Hamlet's hand is stymied for a couple of reasons, most of which are laudable. While the young prince beats himself up for not taking immediate action as the Ghost demands ("Conscience doth make cowards of us all" 3.1.82), Hamlet believes he must have definitive proof before carrying out the...
Hamlet's hand is stymied for a couple of reasons, most of which are laudable. While the young prince beats himself up for not taking immediate action as the Ghost demands ("Conscience doth make cowards of us all" 3.1.82), Hamlet believes he must have definitive proof before carrying out the Ghost's commands, which are to kill the usurper (Claudius) and let his mother (Gertrude) stew in her sin:
If thou hast nature in thee, bear it not.
Let not the royal bed of Denmark be
A couch for luxury and damnèd incest.
But howsoever thou pursuest this act,
Taint not thy mind, nor let thy soul contrive
Against thy mother aught.
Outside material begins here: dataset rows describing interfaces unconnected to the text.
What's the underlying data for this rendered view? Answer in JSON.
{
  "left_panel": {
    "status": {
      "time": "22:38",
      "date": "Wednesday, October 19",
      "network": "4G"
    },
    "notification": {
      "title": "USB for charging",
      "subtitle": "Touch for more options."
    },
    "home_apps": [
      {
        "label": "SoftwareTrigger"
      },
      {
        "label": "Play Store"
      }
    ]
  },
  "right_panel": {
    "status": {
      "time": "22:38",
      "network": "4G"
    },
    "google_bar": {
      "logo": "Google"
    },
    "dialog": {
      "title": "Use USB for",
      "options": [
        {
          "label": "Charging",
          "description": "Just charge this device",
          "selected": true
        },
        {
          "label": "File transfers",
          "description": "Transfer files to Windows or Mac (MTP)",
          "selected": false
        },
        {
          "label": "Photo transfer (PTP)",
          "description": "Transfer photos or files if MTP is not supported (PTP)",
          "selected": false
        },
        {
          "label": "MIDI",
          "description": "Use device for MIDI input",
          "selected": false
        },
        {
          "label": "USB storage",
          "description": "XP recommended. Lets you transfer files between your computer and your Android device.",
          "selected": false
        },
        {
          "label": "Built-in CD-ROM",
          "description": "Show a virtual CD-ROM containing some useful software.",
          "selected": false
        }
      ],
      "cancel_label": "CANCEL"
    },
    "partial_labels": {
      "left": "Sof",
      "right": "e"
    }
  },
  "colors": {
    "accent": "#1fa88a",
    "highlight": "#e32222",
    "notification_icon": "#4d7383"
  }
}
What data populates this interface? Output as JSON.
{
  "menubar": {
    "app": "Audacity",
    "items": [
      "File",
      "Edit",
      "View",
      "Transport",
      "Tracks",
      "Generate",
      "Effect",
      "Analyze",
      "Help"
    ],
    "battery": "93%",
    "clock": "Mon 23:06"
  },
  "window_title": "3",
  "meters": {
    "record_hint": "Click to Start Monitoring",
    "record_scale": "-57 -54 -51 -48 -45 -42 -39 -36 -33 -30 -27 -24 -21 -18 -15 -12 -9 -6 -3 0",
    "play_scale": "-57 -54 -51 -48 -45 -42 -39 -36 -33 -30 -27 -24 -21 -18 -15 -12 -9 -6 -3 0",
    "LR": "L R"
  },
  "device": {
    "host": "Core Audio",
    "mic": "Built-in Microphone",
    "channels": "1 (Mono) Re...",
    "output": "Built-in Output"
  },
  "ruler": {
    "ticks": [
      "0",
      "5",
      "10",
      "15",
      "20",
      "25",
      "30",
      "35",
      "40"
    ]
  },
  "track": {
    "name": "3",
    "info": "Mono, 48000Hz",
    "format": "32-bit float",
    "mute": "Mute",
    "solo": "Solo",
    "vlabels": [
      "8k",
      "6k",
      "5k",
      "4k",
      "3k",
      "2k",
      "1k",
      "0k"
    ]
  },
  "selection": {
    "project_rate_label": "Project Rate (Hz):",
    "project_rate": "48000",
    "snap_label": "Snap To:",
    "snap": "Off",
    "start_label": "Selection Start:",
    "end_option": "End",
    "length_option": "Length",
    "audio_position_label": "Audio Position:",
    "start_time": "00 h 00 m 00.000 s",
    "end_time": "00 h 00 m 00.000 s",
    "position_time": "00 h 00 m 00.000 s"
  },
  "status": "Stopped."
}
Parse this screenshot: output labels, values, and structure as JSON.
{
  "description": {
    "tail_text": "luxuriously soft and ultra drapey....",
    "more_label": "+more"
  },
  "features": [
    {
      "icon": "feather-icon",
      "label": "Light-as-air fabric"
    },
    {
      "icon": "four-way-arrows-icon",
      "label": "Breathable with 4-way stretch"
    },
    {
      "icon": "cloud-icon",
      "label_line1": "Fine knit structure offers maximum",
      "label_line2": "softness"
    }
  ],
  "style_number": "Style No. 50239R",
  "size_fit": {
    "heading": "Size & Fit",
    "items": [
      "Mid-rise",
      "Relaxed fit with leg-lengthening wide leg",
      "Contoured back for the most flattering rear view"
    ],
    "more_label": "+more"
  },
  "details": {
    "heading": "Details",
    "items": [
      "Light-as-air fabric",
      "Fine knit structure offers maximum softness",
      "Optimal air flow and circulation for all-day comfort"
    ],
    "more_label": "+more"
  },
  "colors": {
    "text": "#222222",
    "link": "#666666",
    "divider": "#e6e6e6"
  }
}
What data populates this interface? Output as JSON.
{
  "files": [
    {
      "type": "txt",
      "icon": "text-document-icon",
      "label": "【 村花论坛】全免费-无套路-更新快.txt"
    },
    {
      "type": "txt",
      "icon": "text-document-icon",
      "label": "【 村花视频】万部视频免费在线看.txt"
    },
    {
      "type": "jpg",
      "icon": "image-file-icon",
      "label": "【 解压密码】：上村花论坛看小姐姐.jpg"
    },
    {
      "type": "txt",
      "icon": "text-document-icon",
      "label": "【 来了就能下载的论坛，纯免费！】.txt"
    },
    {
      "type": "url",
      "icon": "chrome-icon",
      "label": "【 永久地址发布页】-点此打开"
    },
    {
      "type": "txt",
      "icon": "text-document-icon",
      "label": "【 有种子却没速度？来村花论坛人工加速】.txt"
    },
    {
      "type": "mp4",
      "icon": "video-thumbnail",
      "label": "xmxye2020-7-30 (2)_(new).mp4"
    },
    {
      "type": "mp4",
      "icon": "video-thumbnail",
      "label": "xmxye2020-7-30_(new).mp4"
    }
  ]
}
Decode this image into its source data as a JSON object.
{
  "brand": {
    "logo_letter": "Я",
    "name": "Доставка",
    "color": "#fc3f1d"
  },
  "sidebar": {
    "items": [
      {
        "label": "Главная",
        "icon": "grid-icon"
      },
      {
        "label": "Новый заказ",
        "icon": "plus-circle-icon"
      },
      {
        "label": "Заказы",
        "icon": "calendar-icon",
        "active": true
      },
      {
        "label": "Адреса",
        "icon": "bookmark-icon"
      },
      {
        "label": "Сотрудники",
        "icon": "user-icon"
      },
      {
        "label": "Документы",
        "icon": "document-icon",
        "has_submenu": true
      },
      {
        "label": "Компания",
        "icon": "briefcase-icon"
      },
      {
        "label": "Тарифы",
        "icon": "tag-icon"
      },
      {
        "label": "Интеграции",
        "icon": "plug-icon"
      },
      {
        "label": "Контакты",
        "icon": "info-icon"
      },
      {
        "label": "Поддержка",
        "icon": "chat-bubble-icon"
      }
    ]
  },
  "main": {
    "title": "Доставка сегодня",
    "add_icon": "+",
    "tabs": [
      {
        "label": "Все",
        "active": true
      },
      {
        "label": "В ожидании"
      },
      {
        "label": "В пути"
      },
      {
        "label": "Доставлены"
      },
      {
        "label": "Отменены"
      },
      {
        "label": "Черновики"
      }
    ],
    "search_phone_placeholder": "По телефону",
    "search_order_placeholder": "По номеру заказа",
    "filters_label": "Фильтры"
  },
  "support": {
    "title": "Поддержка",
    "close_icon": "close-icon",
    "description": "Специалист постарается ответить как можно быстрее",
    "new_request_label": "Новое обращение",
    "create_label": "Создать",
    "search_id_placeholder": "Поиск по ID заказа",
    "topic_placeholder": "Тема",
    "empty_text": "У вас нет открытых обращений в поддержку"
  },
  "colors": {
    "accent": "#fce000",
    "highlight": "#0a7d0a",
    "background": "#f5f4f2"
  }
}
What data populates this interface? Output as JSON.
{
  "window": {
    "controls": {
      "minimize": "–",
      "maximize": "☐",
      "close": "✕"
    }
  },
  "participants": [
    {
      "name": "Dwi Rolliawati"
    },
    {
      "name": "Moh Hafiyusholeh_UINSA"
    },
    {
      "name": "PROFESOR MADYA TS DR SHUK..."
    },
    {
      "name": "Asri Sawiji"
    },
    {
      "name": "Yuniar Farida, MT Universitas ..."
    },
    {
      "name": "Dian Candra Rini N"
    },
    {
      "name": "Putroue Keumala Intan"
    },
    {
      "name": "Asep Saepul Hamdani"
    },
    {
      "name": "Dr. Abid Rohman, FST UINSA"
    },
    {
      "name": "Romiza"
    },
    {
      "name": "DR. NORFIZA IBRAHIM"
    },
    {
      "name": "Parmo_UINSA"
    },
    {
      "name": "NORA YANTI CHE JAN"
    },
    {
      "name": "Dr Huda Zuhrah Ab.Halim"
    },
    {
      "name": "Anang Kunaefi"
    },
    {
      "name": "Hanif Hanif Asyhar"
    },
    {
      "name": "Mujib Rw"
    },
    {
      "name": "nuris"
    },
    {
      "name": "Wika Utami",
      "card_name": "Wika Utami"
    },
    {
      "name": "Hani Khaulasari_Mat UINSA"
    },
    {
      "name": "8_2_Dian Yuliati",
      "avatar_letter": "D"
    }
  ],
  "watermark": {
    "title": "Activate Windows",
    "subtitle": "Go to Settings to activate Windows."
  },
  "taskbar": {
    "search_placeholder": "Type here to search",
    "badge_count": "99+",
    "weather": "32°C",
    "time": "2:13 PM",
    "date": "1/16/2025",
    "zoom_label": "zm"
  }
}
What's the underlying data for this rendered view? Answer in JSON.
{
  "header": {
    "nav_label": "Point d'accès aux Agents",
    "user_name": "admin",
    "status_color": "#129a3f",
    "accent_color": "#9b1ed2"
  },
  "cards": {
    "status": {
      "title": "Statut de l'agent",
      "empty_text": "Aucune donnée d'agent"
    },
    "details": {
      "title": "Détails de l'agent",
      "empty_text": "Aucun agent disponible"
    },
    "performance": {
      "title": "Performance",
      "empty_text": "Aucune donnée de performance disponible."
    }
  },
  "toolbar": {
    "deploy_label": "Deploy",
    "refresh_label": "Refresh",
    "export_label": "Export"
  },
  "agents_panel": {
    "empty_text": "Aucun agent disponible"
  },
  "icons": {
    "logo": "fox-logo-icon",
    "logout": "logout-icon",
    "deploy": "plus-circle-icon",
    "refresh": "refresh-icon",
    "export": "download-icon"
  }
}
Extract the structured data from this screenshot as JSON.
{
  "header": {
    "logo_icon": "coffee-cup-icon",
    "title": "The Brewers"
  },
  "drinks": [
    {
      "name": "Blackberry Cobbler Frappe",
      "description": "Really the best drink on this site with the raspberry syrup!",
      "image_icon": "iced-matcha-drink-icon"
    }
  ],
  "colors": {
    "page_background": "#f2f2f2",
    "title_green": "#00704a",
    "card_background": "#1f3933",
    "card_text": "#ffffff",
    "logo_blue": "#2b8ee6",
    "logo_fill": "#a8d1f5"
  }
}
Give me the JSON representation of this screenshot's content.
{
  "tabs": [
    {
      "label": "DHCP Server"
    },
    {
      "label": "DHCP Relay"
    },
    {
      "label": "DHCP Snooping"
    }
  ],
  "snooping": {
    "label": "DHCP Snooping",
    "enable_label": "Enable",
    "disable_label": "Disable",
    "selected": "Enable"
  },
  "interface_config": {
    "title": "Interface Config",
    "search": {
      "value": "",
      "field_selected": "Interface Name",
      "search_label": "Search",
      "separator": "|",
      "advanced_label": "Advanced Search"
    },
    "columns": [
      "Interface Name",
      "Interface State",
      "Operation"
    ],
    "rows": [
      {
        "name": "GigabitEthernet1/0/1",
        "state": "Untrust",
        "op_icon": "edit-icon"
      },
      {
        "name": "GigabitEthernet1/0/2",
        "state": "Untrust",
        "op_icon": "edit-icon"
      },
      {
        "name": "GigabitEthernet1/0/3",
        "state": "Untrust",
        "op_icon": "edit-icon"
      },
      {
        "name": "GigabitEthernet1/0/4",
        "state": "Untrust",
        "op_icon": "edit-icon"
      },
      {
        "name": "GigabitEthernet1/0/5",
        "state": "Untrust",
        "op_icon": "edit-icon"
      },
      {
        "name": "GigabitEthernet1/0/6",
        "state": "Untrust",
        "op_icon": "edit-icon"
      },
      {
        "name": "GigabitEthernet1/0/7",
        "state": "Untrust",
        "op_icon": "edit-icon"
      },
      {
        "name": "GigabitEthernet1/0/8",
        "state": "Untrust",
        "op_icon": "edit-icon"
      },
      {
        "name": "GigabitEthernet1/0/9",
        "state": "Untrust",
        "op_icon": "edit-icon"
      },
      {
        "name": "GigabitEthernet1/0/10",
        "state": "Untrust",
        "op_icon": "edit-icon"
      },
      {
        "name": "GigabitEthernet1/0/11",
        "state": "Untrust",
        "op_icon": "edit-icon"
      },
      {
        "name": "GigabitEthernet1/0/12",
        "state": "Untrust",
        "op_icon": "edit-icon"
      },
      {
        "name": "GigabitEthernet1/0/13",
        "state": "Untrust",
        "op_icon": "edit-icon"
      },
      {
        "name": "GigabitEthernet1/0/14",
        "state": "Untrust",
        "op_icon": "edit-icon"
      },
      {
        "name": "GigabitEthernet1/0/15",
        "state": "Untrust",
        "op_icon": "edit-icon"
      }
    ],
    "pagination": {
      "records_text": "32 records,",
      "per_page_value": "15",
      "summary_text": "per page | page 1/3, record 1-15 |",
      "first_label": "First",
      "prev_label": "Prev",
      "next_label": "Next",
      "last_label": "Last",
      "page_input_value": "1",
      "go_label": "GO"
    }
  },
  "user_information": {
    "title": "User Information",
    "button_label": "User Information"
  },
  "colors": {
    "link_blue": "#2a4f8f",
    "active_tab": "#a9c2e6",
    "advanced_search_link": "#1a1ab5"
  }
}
Leave her to heaven
And to those thorns that in her bosom lodge
To prick and sting her (1.5.81-88).
Hamlet is aware that ghosts can falsely take the shape of a loved one in order to carry out their heinous plans and is reminded by Horatio
that there may be fates worse than death if one believes a ghost without proof. Horatio admonishes:
What if it tempt you toward the flood, my lord,
Or to the dreadful summit of the cliff
That beetles o'er his base into the sea,
And there assume some other horrible form,
Which might deprive your sovereignty of reason
And draw you into madness? think of it:
The very place puts toys of desperation,
Without more motive, into every brain
That looks so many fathoms to the sea
And hears it roar beneath (1.4.69-78).
For Hamlet, revenge and murder go against his character and beliefs, even deserved murder. He must verify the veracity of the Ghost's accusations. Therefore, he devises the plan to act mad, to throw off Claudius's suspicions, then sets up the play to entrap Claudius. The Ghost must return to remind Hamlet of his duty:
Do not forget. This visitation
Is but to whet thy almost blunted purpose (3.4.111-113).
The Ghost does push Hamlet to act and to enact the Ghost's longed for revenge against regicide. The results, however, yield tragedy
for nearly every character.